PROVIDED RECORDS:
((

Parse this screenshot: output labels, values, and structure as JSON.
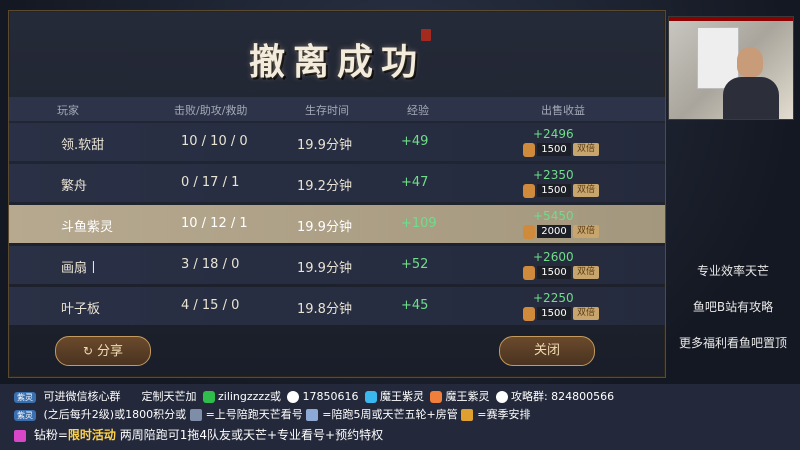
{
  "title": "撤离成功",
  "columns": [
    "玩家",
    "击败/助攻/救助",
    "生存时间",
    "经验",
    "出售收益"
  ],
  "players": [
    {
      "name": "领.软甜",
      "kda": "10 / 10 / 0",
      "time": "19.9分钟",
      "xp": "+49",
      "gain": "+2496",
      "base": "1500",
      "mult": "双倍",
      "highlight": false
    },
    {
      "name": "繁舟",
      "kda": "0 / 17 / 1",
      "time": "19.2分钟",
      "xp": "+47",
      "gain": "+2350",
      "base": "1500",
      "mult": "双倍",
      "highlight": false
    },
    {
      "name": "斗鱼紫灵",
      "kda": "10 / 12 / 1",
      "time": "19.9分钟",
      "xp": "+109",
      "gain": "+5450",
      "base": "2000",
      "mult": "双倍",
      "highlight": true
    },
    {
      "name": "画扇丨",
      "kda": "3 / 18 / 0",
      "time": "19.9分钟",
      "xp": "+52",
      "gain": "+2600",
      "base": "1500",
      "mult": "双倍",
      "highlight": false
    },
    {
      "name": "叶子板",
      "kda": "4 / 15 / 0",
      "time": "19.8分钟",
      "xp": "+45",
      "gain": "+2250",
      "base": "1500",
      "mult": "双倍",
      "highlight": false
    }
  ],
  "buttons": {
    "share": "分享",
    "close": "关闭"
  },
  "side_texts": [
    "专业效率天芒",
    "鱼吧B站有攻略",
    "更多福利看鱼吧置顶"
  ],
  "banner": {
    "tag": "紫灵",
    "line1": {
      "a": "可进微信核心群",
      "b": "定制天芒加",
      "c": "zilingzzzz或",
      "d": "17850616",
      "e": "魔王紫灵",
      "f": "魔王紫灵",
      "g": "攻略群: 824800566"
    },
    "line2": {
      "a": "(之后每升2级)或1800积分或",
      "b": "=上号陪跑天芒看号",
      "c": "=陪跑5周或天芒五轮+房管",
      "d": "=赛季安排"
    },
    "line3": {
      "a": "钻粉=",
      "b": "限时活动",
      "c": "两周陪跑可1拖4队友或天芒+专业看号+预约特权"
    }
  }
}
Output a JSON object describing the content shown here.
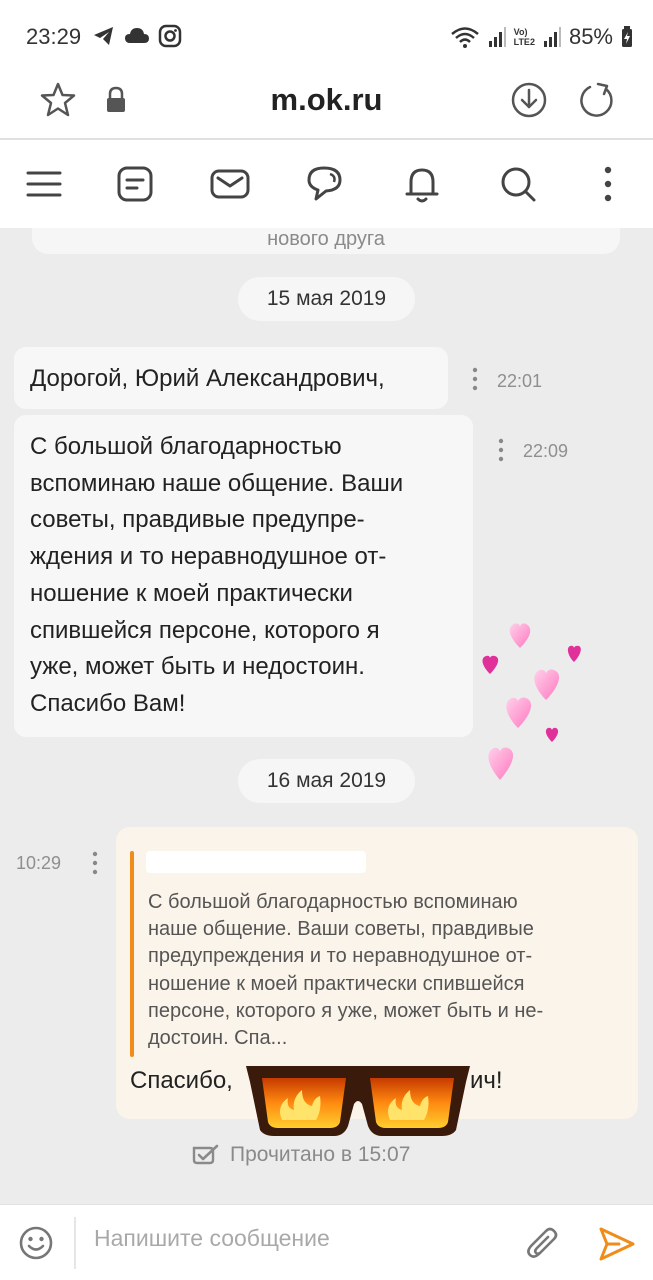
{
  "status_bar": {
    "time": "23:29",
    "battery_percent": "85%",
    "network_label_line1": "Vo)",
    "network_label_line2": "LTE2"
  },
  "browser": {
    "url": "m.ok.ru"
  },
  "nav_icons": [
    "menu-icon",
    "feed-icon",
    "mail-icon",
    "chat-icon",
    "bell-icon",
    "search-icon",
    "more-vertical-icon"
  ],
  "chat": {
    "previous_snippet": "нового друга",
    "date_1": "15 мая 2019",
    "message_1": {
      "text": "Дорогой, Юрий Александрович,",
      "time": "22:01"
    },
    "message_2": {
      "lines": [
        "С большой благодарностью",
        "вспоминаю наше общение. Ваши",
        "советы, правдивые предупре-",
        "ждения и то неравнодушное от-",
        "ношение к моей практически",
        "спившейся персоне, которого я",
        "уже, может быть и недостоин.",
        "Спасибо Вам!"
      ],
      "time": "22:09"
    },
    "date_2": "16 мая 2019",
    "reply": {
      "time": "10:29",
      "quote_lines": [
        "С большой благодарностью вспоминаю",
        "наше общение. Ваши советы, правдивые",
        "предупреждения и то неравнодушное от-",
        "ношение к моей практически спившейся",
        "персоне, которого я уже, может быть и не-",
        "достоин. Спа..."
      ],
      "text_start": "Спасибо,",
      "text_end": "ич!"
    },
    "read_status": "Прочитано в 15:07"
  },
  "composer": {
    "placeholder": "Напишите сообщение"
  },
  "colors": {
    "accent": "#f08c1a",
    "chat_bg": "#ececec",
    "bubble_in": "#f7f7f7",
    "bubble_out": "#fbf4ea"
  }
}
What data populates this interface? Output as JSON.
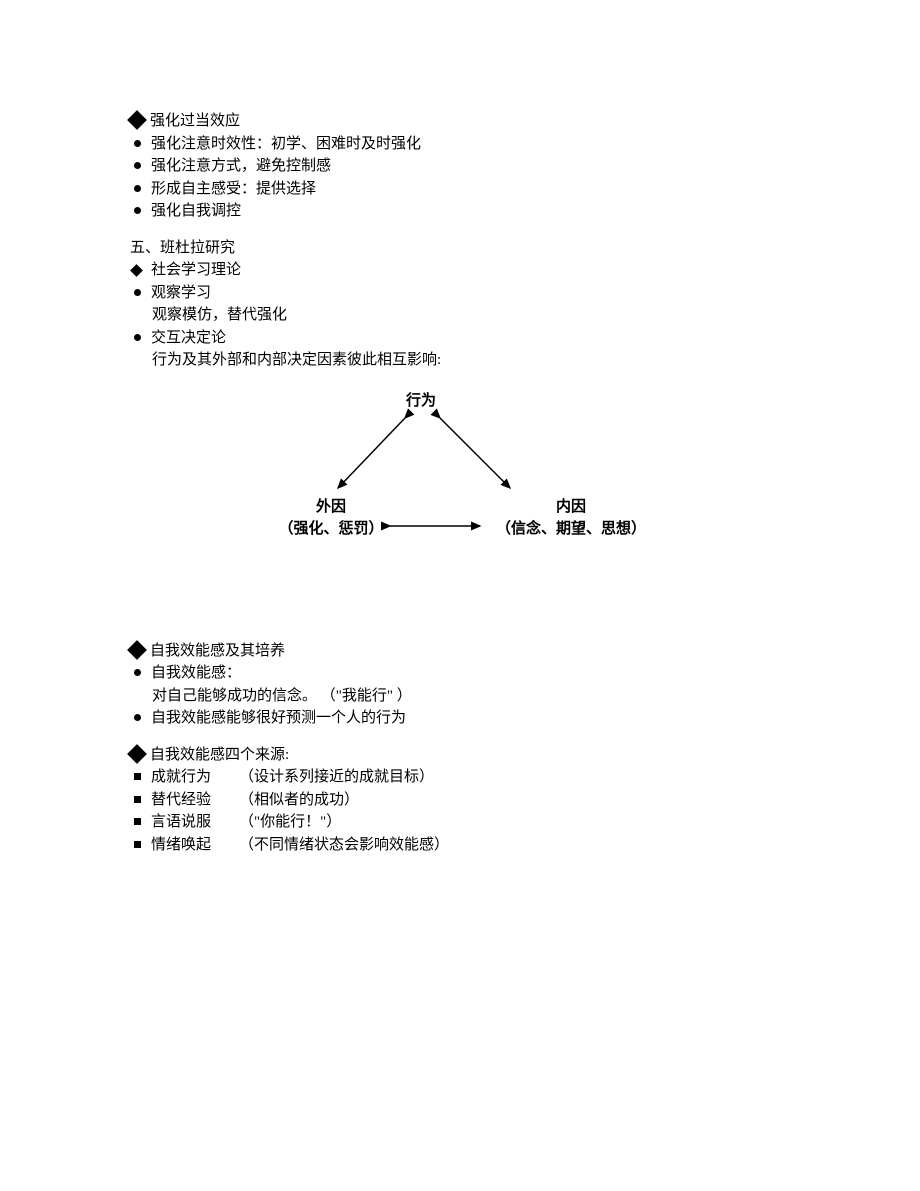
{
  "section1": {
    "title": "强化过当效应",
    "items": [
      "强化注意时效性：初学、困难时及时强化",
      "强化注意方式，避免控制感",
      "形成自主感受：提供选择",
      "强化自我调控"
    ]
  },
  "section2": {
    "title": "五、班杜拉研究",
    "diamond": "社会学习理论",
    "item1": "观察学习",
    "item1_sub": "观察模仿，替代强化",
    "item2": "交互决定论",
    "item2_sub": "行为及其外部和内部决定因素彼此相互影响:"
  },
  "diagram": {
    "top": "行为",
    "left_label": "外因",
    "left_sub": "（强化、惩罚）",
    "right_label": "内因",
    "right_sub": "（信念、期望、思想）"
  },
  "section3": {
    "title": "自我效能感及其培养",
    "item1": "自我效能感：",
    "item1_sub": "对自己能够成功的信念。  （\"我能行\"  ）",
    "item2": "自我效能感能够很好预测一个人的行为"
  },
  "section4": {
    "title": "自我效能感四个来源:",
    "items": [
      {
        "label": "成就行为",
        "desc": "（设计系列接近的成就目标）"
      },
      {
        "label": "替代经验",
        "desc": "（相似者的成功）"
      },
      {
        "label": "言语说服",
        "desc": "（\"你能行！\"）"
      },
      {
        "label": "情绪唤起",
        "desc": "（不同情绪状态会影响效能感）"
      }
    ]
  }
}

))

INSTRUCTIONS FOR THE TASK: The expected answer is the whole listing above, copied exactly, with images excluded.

RESPONSE FOR THIS EXERCISE:
Parse this screenshot: output labels, values, and structure as JSON.
{
  "title": "撤离成功",
  "columns": [
    "玩家",
    "击败/助攻/救助",
    "生存时间",
    "经验",
    "出售收益"
  ],
  "players": [
    {
      "name": "领.软甜",
      "kda": "10 / 10 / 0",
      "time": "19.9分钟",
      "xp": "+49",
      "gain": "+2496",
      "base": "1500",
      "mult": "双倍",
      "highlight": false
    },
    {
      "name": "繁舟",
      "kda": "0 / 17 / 1",
      "time": "19.2分钟",
      "xp": "+47",
      "gain": "+2350",
      "base": "1500",
      "mult": "双倍",
      "highlight": false
    },
    {
      "name": "斗鱼紫灵",
      "kda": "10 / 12 / 1",
      "time": "19.9分钟",
      "xp": "+109",
      "gain": "+5450",
      "base": "2000",
      "mult": "双倍",
      "highlight": true
    },
    {
      "name": "画扇丨",
      "kda": "3 / 18 / 0",
      "time": "19.9分钟",
      "xp": "+52",
      "gain": "+2600",
      "base": "1500",
      "mult": "双倍",
      "highlight": false
    },
    {
      "name": "叶子板",
      "kda": "4 / 15 / 0",
      "time": "19.8分钟",
      "xp": "+45",
      "gain": "+2250",
      "base": "1500",
      "mult": "双倍",
      "highlight": false
    }
  ],
  "buttons": {
    "share": "分享",
    "close": "关闭"
  },
  "side_texts": [
    "专业效率天芒",
    "鱼吧B站有攻略",
    "更多福利看鱼吧置顶"
  ],
  "banner": {
    "tag": "紫灵",
    "line1": {
      "a": "可进微信核心群",
      "b": "定制天芒加",
      "c": "zilingzzzz或",
      "d": "17850616",
      "e": "魔王紫灵",
      "f": "魔王紫灵",
      "g": "攻略群: 824800566"
    },
    "line2": {
      "a": "(之后每升2级)或1800积分或",
      "b": "=上号陪跑天芒看号",
      "c": "=陪跑5周或天芒五轮+房管",
      "d": "=赛季安排"
    },
    "line3": {
      "a": "钻粉=",
      "b": "限时活动",
      "c": "两周陪跑可1拖4队友或天芒+专业看号+预约特权"
    }
  }
}
Output a JSON object describing the content shown here.
{
  "status_bar": {
    "time": "23:29",
    "battery_percent": "85%",
    "network_label_line1": "Vo)",
    "network_label_line2": "LTE2"
  },
  "browser": {
    "url": "m.ok.ru"
  },
  "nav_icons": [
    "menu-icon",
    "feed-icon",
    "mail-icon",
    "chat-icon",
    "bell-icon",
    "search-icon",
    "more-vertical-icon"
  ],
  "chat": {
    "previous_snippet": "нового друга",
    "date_1": "15 мая 2019",
    "message_1": {
      "text": "Дорогой, Юрий Александрович,",
      "time": "22:01"
    },
    "message_2": {
      "lines": [
        "С большой благодарностью",
        "вспоминаю наше общение. Ваши",
        "советы, правдивые предупре-",
        "ждения и то неравнодушное от-",
        "ношение к моей практически",
        "спившейся персоне, которого я",
        "уже, может быть и недостоин.",
        "Спасибо Вам!"
      ],
      "time": "22:09"
    },
    "date_2": "16 мая 2019",
    "reply": {
      "time": "10:29",
      "quote_lines": [
        "С большой благодарностью вспоминаю",
        "наше общение. Ваши советы, правдивые",
        "предупреждения и то неравнодушное от-",
        "ношение к моей практически спившейся",
        "персоне, которого я уже, может быть и не-",
        "достоин. Спа..."
      ],
      "text_start": "Спасибо,",
      "text_end": "ич!"
    },
    "read_status": "Прочитано в 15:07"
  },
  "composer": {
    "placeholder": "Напишите сообщение"
  },
  "colors": {
    "accent": "#f08c1a",
    "chat_bg": "#ececec",
    "bubble_in": "#f7f7f7",
    "bubble_out": "#fbf4ea"
  }
}
What data populates this interface? Output as JSON.
{
  "section1": {
    "title": "强化过当效应",
    "items": [
      "强化注意时效性：初学、困难时及时强化",
      "强化注意方式，避免控制感",
      "形成自主感受：提供选择",
      "强化自我调控"
    ]
  },
  "section2": {
    "title": "五、班杜拉研究",
    "diamond": "社会学习理论",
    "item1": "观察学习",
    "item1_sub": "观察模仿，替代强化",
    "item2": "交互决定论",
    "item2_sub": "行为及其外部和内部决定因素彼此相互影响:"
  },
  "diagram": {
    "top": "行为",
    "left_label": "外因",
    "left_sub": "（强化、惩罚）",
    "right_label": "内因",
    "right_sub": "（信念、期望、思想）"
  },
  "section3": {
    "title": "自我效能感及其培养",
    "item1": "自我效能感：",
    "item1_sub": "对自己能够成功的信念。  （\"我能行\"  ）",
    "item2": "自我效能感能够很好预测一个人的行为"
  },
  "section4": {
    "title": "自我效能感四个来源:",
    "items": [
      {
        "label": "成就行为",
        "desc": "（设计系列接近的成就目标）"
      },
      {
        "label": "替代经验",
        "desc": "（相似者的成功）"
      },
      {
        "label": "言语说服",
        "desc": "（\"你能行！\"）"
      },
      {
        "label": "情绪唤起",
        "desc": "（不同情绪状态会影响效能感）"
      }
    ]
  }
}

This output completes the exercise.